Ironically, one of the first words young children usually learn to say is “no”. However, as we grow older and enter the work force, many times we hesitate using that word. Maybe we think that if we say “no” to certain projects and commitments, we’ll be perceived as an underachiever. However, “no” is not a bad word and is something that we may need to say more often; especially when it comes to avoiding over-committing ourselves. This article will discuss ways that we can avoid the over-commitment roller coaster and try to bring some sanity back into our lives.
Re-evaluating Your Perspective
Learning to say “no” can be a frightening task; especially if you’re focused on guilt from what you perceive will be the results. Obviously, as it pertains to the workplace, you can’t say “no” to your boss or you may get fired. However, there are ways to find balance in how we respond to requests from others. For example, it is possible that you cannot you handle another project that your boss wants you to work on, so you will need to decline in a respectful tone and clearly state your reasons. Maybe a colleague continually invites you to hang out with everyone after work, but you can’t and need to find a way to decline the invitation without feeling guilty. The journey toward sanity and avoiding over-committing yourself begins by following the steps listed below.
1. Be Goal-Oriented
Being a goal-oriented and career-minded individual can help you to stand up for yourself, say “no” and avoid over-commitment. However, that all begins by knowing who you are as a person, what your professional goals are and how you plan to achieve them. This journey begins by writing a career development plan. This article provides helpful advice on how to write such a plan. Your goals in life deserve as much credence as the menial tasks you need to complete each day. You have to learn how to disseminate what projects are of utmost importance and which ones can be put on the back burner until you have more time. When you constantly have your end goal in mind, it will be easier to say “no” to the time wasting activities and projects and “yes” to achieving your dreams.

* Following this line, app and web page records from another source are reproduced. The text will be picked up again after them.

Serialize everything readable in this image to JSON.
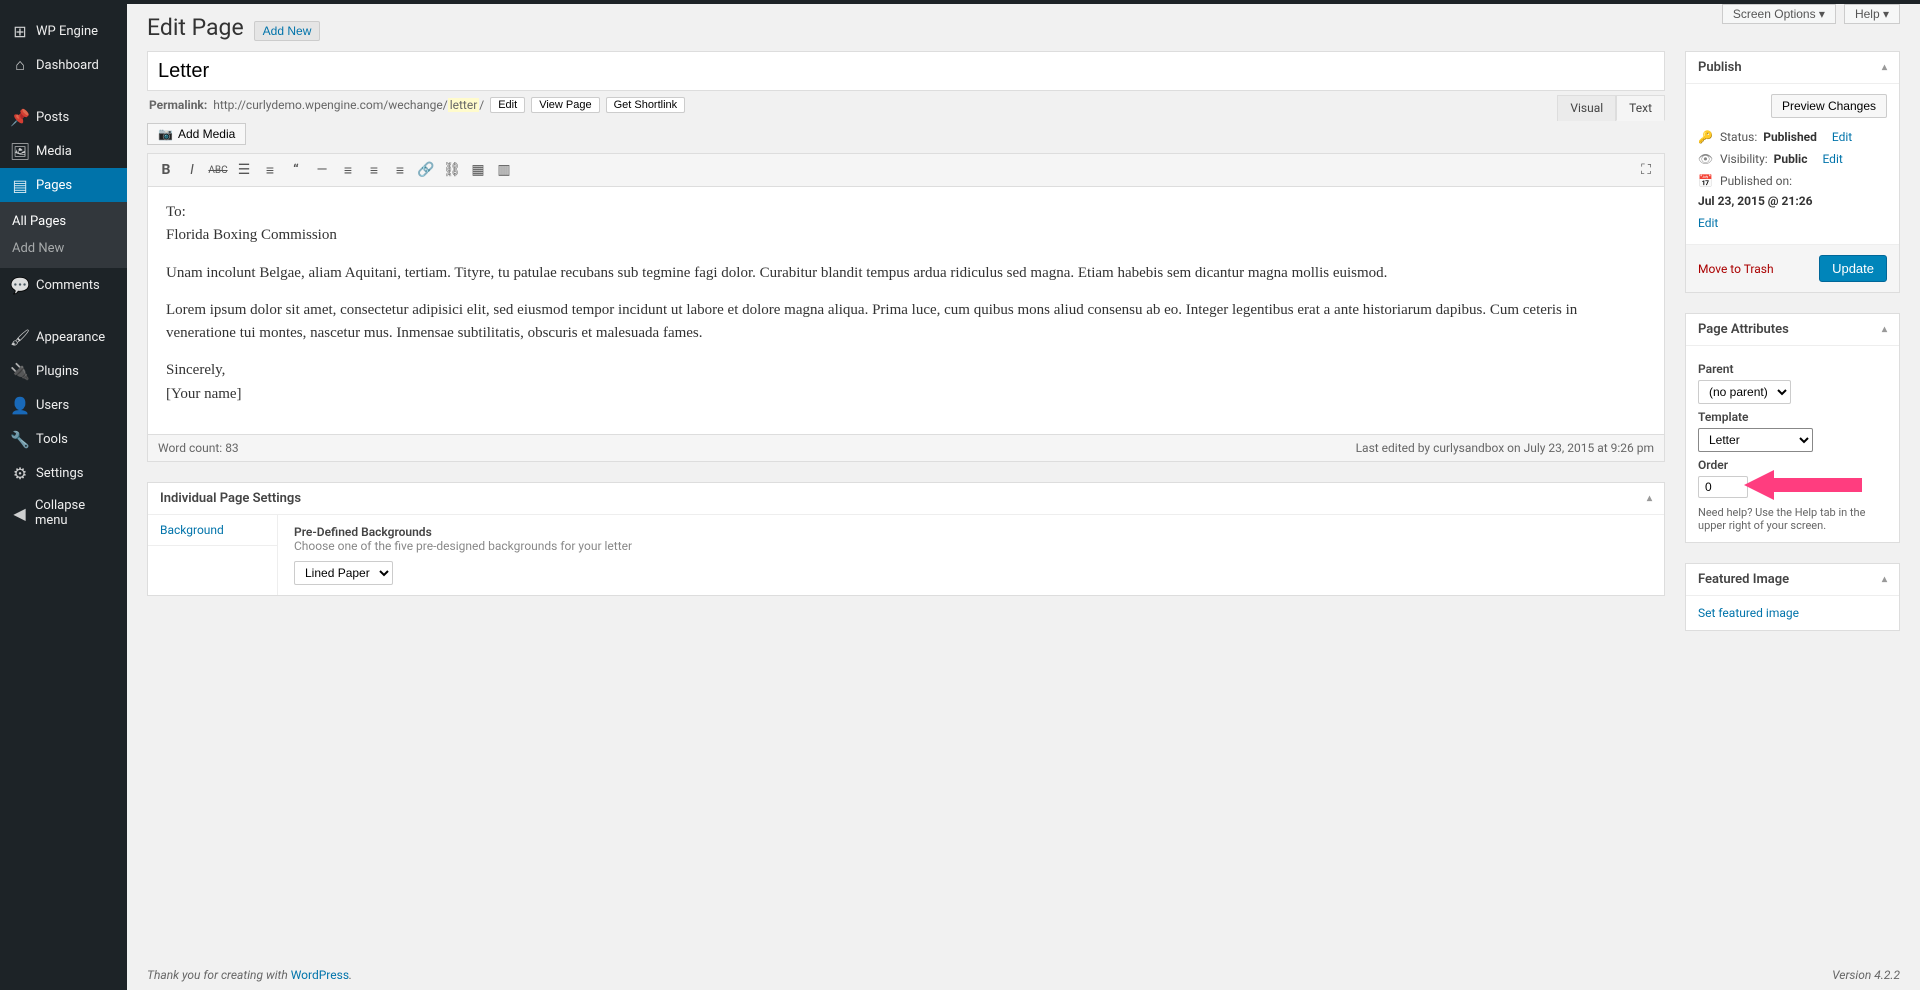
{
  "topbar": {
    "screen_options": "Screen Options",
    "help": "Help"
  },
  "sidebar": {
    "items": [
      {
        "icon": "wpe",
        "label": "WP Engine"
      },
      {
        "icon": "dash",
        "label": "Dashboard"
      },
      {
        "icon": "pin",
        "label": "Posts"
      },
      {
        "icon": "media",
        "label": "Media"
      },
      {
        "icon": "pages",
        "label": "Pages",
        "active": true
      },
      {
        "icon": "comments",
        "label": "Comments"
      },
      {
        "icon": "appearance",
        "label": "Appearance"
      },
      {
        "icon": "plugins",
        "label": "Plugins"
      },
      {
        "icon": "users",
        "label": "Users"
      },
      {
        "icon": "tools",
        "label": "Tools"
      },
      {
        "icon": "settings",
        "label": "Settings"
      },
      {
        "icon": "collapse",
        "label": "Collapse menu"
      }
    ],
    "pages_submenu": [
      "All Pages",
      "Add New"
    ]
  },
  "header": {
    "title": "Edit Page",
    "add_new": "Add New"
  },
  "title_field": "Letter",
  "permalink": {
    "label": "Permalink:",
    "base": "http://curlydemo.wpengine.com/wechange/",
    "slug": "letter",
    "suffix": "/",
    "edit": "Edit",
    "view": "View Page",
    "shortlink": "Get Shortlink"
  },
  "editor": {
    "add_media": "Add Media",
    "tabs": {
      "visual": "Visual",
      "text": "Text"
    },
    "content": {
      "p1a": "To:",
      "p1b": "Florida Boxing Commission",
      "p2": "Unam incolunt Belgae, aliam Aquitani, tertiam. Tityre, tu patulae recubans sub tegmine fagi dolor. Curabitur blandit tempus ardua ridiculus sed magna. Etiam habebis sem dicantur magna mollis euismod.",
      "p3": "Lorem ipsum dolor sit amet, consectetur adipisici elit, sed eiusmod tempor incidunt ut labore et dolore magna aliqua. Prima luce, cum quibus mons aliud consensu ab eo. Integer legentibus erat a ante historiarum dapibus. Cum ceteris in veneratione tui montes, nascetur mus. Inmensae subtilitatis, obscuris et malesuada fames.",
      "p4a": "Sincerely,",
      "p4b": "[Your name]"
    },
    "footer": {
      "wordcount_label": "Word count: ",
      "wordcount": "83",
      "lastedit": "Last edited by curlysandbox on July 23, 2015 at 9:26 pm"
    }
  },
  "ips": {
    "title": "Individual Page Settings",
    "tab": "Background",
    "field_label": "Pre-Defined Backgrounds",
    "field_desc": "Choose one of the five pre-designed backgrounds for your letter",
    "select_value": "Lined Paper"
  },
  "publish": {
    "title": "Publish",
    "preview": "Preview Changes",
    "status_label": "Status: ",
    "status": "Published",
    "vis_label": "Visibility: ",
    "vis": "Public",
    "pub_label": "Published on: ",
    "pub_date": "Jul 23, 2015 @ 21:26",
    "edit": "Edit",
    "trash": "Move to Trash",
    "update": "Update"
  },
  "attributes": {
    "title": "Page Attributes",
    "parent_label": "Parent",
    "parent_value": "(no parent)",
    "template_label": "Template",
    "template_value": "Letter",
    "order_label": "Order",
    "order_value": "0",
    "help": "Need help? Use the Help tab in the upper right of your screen."
  },
  "featured": {
    "title": "Featured Image",
    "link": "Set featured image"
  },
  "footer": {
    "thanks_pre": "Thank you for creating with ",
    "wordpress": "WordPress",
    "version": "Version 4.2.2"
  }
}
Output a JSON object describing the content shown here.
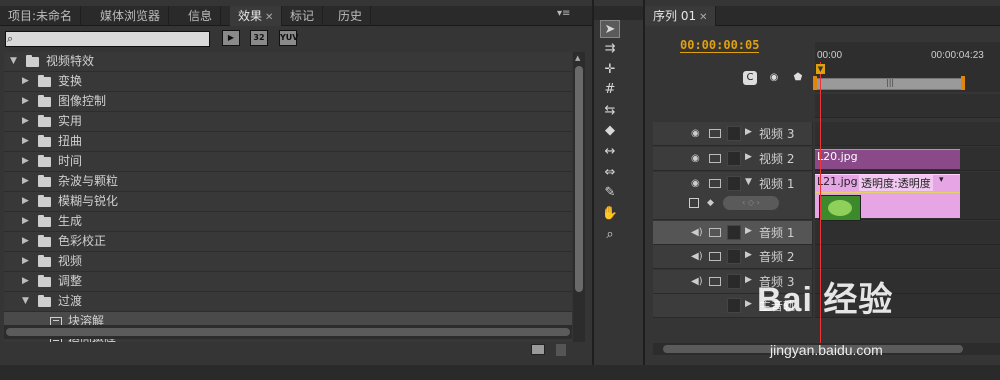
{
  "left_panel": {
    "tabs": [
      {
        "label": "项目:未命名"
      },
      {
        "label": "媒体浏览器"
      },
      {
        "label": "信息"
      },
      {
        "label": "效果"
      },
      {
        "label": "标记"
      },
      {
        "label": "历史"
      }
    ],
    "search": {
      "value": "",
      "placeholder": ""
    },
    "icon_buttons": [
      "32",
      "YUV"
    ],
    "tree": [
      {
        "label": "视频特效",
        "expanded": true,
        "level": 0
      },
      {
        "label": "变换",
        "expanded": false,
        "level": 1
      },
      {
        "label": "图像控制",
        "expanded": false,
        "level": 1
      },
      {
        "label": "实用",
        "expanded": false,
        "level": 1
      },
      {
        "label": "扭曲",
        "expanded": false,
        "level": 1
      },
      {
        "label": "时间",
        "expanded": false,
        "level": 1
      },
      {
        "label": "杂波与颗粒",
        "expanded": false,
        "level": 1
      },
      {
        "label": "模糊与锐化",
        "expanded": false,
        "level": 1
      },
      {
        "label": "生成",
        "expanded": false,
        "level": 1
      },
      {
        "label": "色彩校正",
        "expanded": false,
        "level": 1
      },
      {
        "label": "视频",
        "expanded": false,
        "level": 1
      },
      {
        "label": "调整",
        "expanded": false,
        "level": 1
      },
      {
        "label": "过渡",
        "expanded": true,
        "level": 1
      },
      {
        "label": "块溶解",
        "level": 2,
        "selected": true
      },
      {
        "label": "径向擦除",
        "level": 2
      }
    ]
  },
  "sequence": {
    "tab_label": "序列 01",
    "timecode": "00:00:00:05",
    "ruler": {
      "start": "00:00",
      "end": "00:00:04:23"
    },
    "tracks": [
      {
        "label": "视频 3",
        "kind": "video"
      },
      {
        "label": "视频 2",
        "kind": "video",
        "clip": "L20.jpg"
      },
      {
        "label": "视频 1",
        "kind": "video",
        "clip": "L21.jpg",
        "clip_fx": "透明度:透明度"
      },
      {
        "label": "音频 1",
        "kind": "audio",
        "selected": true
      },
      {
        "label": "音频 2",
        "kind": "audio"
      },
      {
        "label": "音频 3",
        "kind": "audio"
      },
      {
        "label": "主音轨",
        "kind": "master"
      }
    ]
  },
  "watermark": {
    "brand": "Bai 经验",
    "url": "jingyan.baidu.com"
  }
}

2. Guard Your To-Do List
A second step in avoiding over-committing yourself is to guard your to-do list and every appointment that you add to your schedule. If you are efficient at tracking your daily tasks and appointments, then when your manager asks you to handle a new assignment, you will know whether or not you are able to work on it. Tracking your daily tasks and appointments also shows you in a visual format when you have completely filled your schedule. When something is written out, there is no room for hiding the facts. You need to be brutally honest with yourself about what is filling your work day and what is wasting your time. This article provides guidance on creating a functional to-do list in order to better manage your time.
3. Know Your Own Limitations
In my experience, there have been times that I’ve taken on a project before completely thinking it through and what the negative ramifications on my time would be. It is important to know your own limitations in order to avoid over-committing yourself. The first part of this step begins with assessing your skillset and understanding your strengths and weaknesses. This article provides helpful resources as well as guidance in developing an action plan so you can correctly assess your job skills development. When you are tasked to work on a project that is outside your area of expertise, that can cause you to feel overwhelmed, stressed and over-committed. Learn how to understand your limitations, seek out opportunities to grow and work with your manager to assess the workplace situation.
4. Find a Balance
All of this discussion on saying “no” is not meant to advise that you should decline every new project and never seek to achieve lofty goals. Rather, you need to find a balance in accepting new tasks and rejecting the ones that you cannot handle. Never use “no” as a scapegoat for not wanting to grow and develop as a professional. Sooner or later, your manager will see through that behavior and you risk getting written up or worse, fired. Avoiding over-commitment is not about avoiding any commitment at all. You must find a symbiotic balance between your skillset, time allowance and career goals—and then work within those boundaries. Remember, that saying “no” should be specific to each situation and not a blanket statement that you throw out there like a child throwing a tantrum.
Avoiding over-committing yourself is all about finding balance in life and knowing who you are as a person. Be true to yourself and what you are capable of accomplishing. Learn how to become more goal-oriented and track your daily tasks and schedule. Professional growth and development is a process, so be open to the necessity to make changes each day as you learn how to avoid over-commitment.